Results and Conclusions: Cancer cells exposed to electronic cigarette aerosol, at doses similar to those observed in experienced vapers, and treated with cisplatin showed a significant increase in cell viability compared to those not exposed to extracts. The concentrations of cisplatin needed to induce a 50% reduction in cell growth relative to no cisplatin control cells (IC50 values) were also significantly increased in the presence of electronic cigarette aerosol extracts. These observations suggest that exposure to electronic cigarette aerosol might increase chemotherapy resistance. Additional studies are needed to fully assess the impact of electronic cigarette use in cancer patients. Nonetheless, our data emphasize the urgent need to further evaluate electronic cigarette safety to ensure evidence-based public health policies and regulations.

Grant support: This work was supported by the Oklahoma Tobacco Research Center, NIH/NCI (R33), Presbyterian Health Foundation, and OCAST. Dr. Queimado holds a Presbyterian Health Foundation Endowed Chair in Otorhinolaryngology.



Ahmad Besaratinia, M.P.H., Ph.D., Stella Tommasi, Ph.D., Andrew W. Caliri, B.S., Amanda Caceres, B.S., Debra E. Moreno, B.S., Meng Li, Ph.D., Yibu Chen, Ph.D., Kimberly D. Siegmund, Ph.D.. University of Southern California - Keck School of Medicine, Los Angeles, CA,

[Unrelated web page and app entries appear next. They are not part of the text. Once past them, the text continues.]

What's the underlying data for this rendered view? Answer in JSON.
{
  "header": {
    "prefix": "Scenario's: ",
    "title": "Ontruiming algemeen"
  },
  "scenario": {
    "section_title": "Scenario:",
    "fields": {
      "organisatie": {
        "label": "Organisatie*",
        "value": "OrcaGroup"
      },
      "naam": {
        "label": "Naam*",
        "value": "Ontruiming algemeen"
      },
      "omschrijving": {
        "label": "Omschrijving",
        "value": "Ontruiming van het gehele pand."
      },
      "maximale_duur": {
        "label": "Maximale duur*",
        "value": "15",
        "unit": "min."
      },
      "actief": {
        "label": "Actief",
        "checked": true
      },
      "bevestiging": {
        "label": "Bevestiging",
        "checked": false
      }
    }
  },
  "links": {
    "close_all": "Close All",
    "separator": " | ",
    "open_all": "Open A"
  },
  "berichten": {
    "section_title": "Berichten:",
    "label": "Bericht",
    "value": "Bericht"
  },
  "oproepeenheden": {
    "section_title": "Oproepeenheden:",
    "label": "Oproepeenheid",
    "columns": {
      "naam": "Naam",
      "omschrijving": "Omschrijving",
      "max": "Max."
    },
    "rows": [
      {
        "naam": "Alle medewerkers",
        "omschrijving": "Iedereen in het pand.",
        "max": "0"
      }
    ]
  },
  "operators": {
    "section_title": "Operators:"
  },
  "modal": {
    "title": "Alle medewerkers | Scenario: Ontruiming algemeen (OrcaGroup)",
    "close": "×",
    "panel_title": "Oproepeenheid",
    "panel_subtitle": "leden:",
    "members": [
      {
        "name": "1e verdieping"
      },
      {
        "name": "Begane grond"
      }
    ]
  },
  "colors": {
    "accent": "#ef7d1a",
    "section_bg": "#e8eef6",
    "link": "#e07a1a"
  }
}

USA.Electronic cigarettes (e-cigs) are promoted as safe alternatives to tobacco cigarettes. E-cigs are increasingly popular among adult smokers and adolescent never smokers. Despite the known presence of carcinogens in e-cig liquid and vapor, the cancer-causing potential of e-cig use (otherwise known as vaping) is not known. We have investigated the extent of gene deregulation and the affected pathways in oral cells of e-cig users and cigarette smokers as compared to nonsmokers. Interrogation of the oral transcriptome by RNA-seq analysis showed numerous aberrantly expressed transcripts in both e-cig users and smokers relative to nonsmokers; although smokers had ~50% more differentially expressed transcripts than vapers (1,726 vs. 1,152). Molecular pathway and functional network analyses revealed that cancer was the top disease associated with the deregulated genes in both e-cig users and smokers (~62 vs. 79%). Examination of the canonical pathways and networks that were modulated in either e-cig users or smokers identified the ‘Wnt/Ca+ pathway’ in vapers and the ‘integrin signaling pathway in smokers as the most affected pathways. Amongst the overlapping functional pathways that were impacted in both e-cig users and smokers, the ‘Rho family GTPases signaling pathway’ was the top disrupted pathway, although the number of affected targets was three times higher in smokers than vapers. We conclude that vaping, similarly to smoking, alters the expression of crucial cancer-related genes, though to a different extent and via both overlapping and unique pathways as compared to smoking. Our findings have significant implications for public health and tobacco regulatory science.

Add new comment

Plain text

  • No HTML tags allowed.
  • Web page addresses and e-mail addresses turn into links automatically.
  • Lines and paragraphs break automatically.